■ DIRECTIONS
Everything in the entries except the pictures must be repeated exactly.

....

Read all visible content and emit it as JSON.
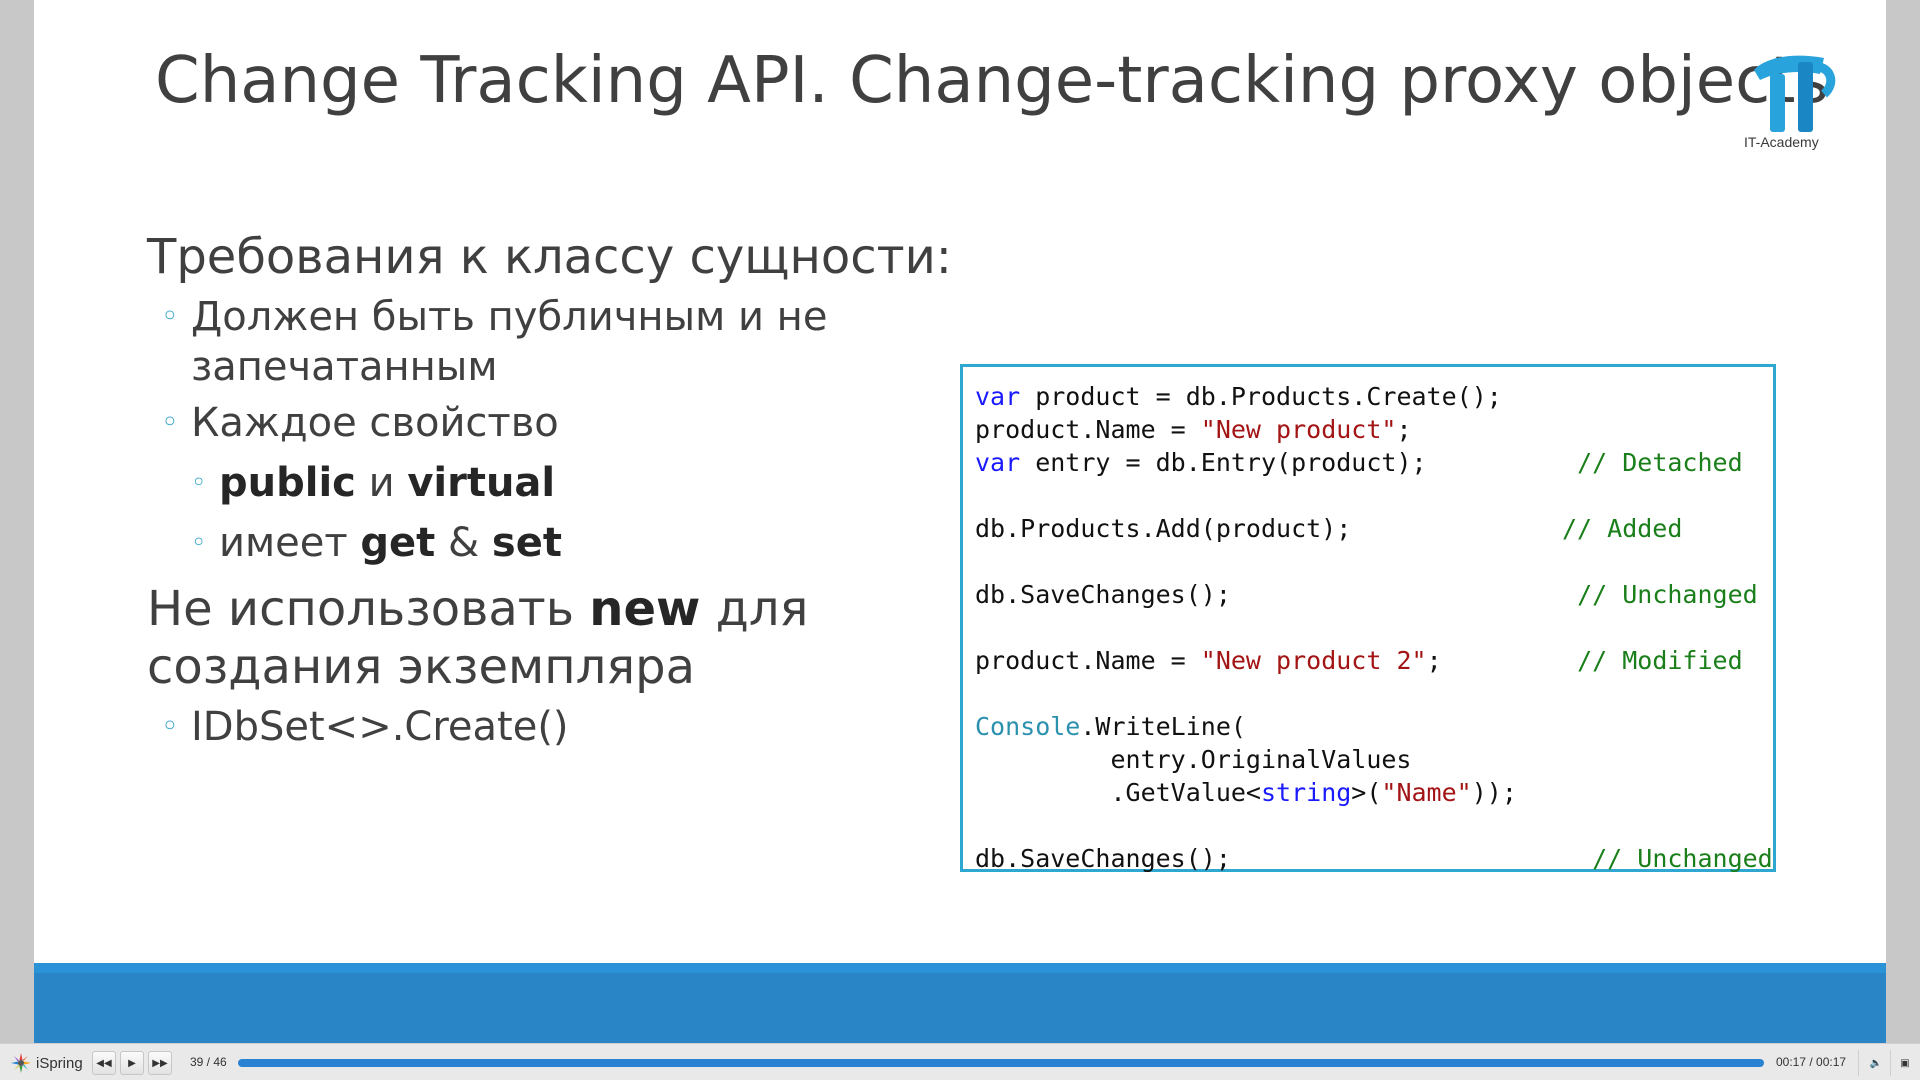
{
  "slide": {
    "title": "Change Tracking API. Change-tracking proxy objects",
    "logo_caption": "IT-Academy",
    "heading1": "Требования к классу сущности:",
    "bullet1_line1": "Должен быть публичным и не",
    "bullet1_line2": "запечатанным",
    "bullet2": "Каждое свойство",
    "sub1_a": "public",
    "sub1_b": " и ",
    "sub1_c": "virtual",
    "sub2_a": "имеет ",
    "sub2_b": "get",
    "sub2_c": " & ",
    "sub2_d": "set",
    "heading2_a": "Не использовать ",
    "heading2_b": "new",
    "heading2_c": " для",
    "heading2_line2": "создания экземпляра",
    "bullet3": "IDbSet<>.Create()"
  },
  "code_tokens": [
    "var",
    " product = db.Products.Create();\nproduct.Name = ",
    "\"New product\"",
    ";\n",
    "var",
    " entry = db.Entry(product);          ",
    "// Detached",
    "\n\ndb.Products.Add(product);              ",
    "// Added",
    "\n\ndb.SaveChanges();                       ",
    "// Unchanged",
    "\n\nproduct.Name = ",
    "\"New product 2\"",
    ";         ",
    "// Modified",
    "\n\n",
    "Console",
    ".WriteLine(\n         entry.OriginalValues\n         .GetValue<",
    "string",
    ">(",
    "\"Name\"",
    "));\n\ndb.SaveChanges();                        ",
    "// Unchanged"
  ],
  "player": {
    "brand": "iSpring",
    "slide_counter": "39 / 46",
    "time": "00:17 / 00:17",
    "progress": 1.0,
    "prev_icon": "skip-back-icon",
    "play_icon": "play-icon",
    "next_icon": "skip-forward-icon",
    "volume_icon": "volume-icon",
    "fullscreen_icon": "fullscreen-icon"
  }
}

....

■ THE COMPLETED TASK
Read all visible content and emit it as JSON.
{
  "slide": {
    "title": "Change Tracking API. Change-tracking proxy objects",
    "logo_caption": "IT-Academy",
    "heading1": "Требования к классу сущности:",
    "bullet1_line1": "Должен быть публичным и не",
    "bullet1_line2": "запечатанным",
    "bullet2": "Каждое свойство",
    "sub1_a": "public",
    "sub1_b": " и ",
    "sub1_c": "virtual",
    "sub2_a": "имеет ",
    "sub2_b": "get",
    "sub2_c": " & ",
    "sub2_d": "set",
    "heading2_a": "Не использовать ",
    "heading2_b": "new",
    "heading2_c": " для",
    "heading2_line2": "создания экземпляра",
    "bullet3": "IDbSet<>.Create()"
  },
  "code_tokens": [
    "var",
    " product = db.Products.Create();\nproduct.Name = ",
    "\"New product\"",
    ";\n",
    "var",
    " entry = db.Entry(product);          ",
    "// Detached",
    "\n\ndb.Products.Add(product);              ",
    "// Added",
    "\n\ndb.SaveChanges();                       ",
    "// Unchanged",
    "\n\nproduct.Name = ",
    "\"New product 2\"",
    ";         ",
    "// Modified",
    "\n\n",
    "Console",
    ".WriteLine(\n         entry.OriginalValues\n         .GetValue<",
    "string",
    ">(",
    "\"Name\"",
    "));\n\ndb.SaveChanges();                        ",
    "// Unchanged"
  ],
  "player": {
    "brand": "iSpring",
    "slide_counter": "39 / 46",
    "time": "00:17 / 00:17",
    "progress": 1.0,
    "prev_icon": "skip-back-icon",
    "play_icon": "play-icon",
    "next_icon": "skip-forward-icon",
    "volume_icon": "volume-icon",
    "fullscreen_icon": "fullscreen-icon"
  }
}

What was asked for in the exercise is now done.